Assignment:
Find the lines below that contain the string "true". Copy each one.

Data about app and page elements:
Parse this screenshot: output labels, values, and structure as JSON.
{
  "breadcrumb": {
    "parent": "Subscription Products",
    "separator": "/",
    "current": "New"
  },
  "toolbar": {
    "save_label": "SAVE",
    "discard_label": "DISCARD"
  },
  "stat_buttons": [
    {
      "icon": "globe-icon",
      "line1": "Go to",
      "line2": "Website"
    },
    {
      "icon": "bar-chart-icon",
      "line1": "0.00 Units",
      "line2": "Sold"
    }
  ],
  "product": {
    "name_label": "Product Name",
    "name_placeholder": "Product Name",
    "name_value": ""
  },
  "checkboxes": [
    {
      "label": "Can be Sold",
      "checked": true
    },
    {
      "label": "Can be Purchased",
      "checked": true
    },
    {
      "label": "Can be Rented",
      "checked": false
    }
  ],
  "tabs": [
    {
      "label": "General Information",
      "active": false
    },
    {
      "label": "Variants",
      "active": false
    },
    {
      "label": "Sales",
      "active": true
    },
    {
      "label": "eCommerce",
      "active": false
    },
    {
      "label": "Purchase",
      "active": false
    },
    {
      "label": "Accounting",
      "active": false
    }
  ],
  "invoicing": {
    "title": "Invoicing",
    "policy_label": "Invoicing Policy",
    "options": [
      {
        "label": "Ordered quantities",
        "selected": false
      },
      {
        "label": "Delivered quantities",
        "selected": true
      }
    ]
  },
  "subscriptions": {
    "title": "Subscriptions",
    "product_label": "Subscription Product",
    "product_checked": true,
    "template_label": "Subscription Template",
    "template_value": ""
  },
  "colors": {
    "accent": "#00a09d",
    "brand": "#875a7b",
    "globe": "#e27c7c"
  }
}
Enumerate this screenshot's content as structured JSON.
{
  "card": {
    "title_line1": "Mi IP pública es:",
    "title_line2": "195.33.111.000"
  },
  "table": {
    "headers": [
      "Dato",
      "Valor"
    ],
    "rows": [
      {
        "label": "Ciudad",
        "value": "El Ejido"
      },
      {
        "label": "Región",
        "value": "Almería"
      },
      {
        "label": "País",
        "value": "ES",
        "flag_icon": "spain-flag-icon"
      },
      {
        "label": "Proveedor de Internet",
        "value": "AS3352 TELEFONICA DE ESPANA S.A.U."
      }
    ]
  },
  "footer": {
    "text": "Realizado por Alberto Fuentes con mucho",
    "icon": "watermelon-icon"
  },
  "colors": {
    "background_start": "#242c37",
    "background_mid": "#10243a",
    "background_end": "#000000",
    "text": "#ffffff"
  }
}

Your solution:
      "checked": true
      "checked": true
      "active": true
        "selected": true
    "product_checked": true,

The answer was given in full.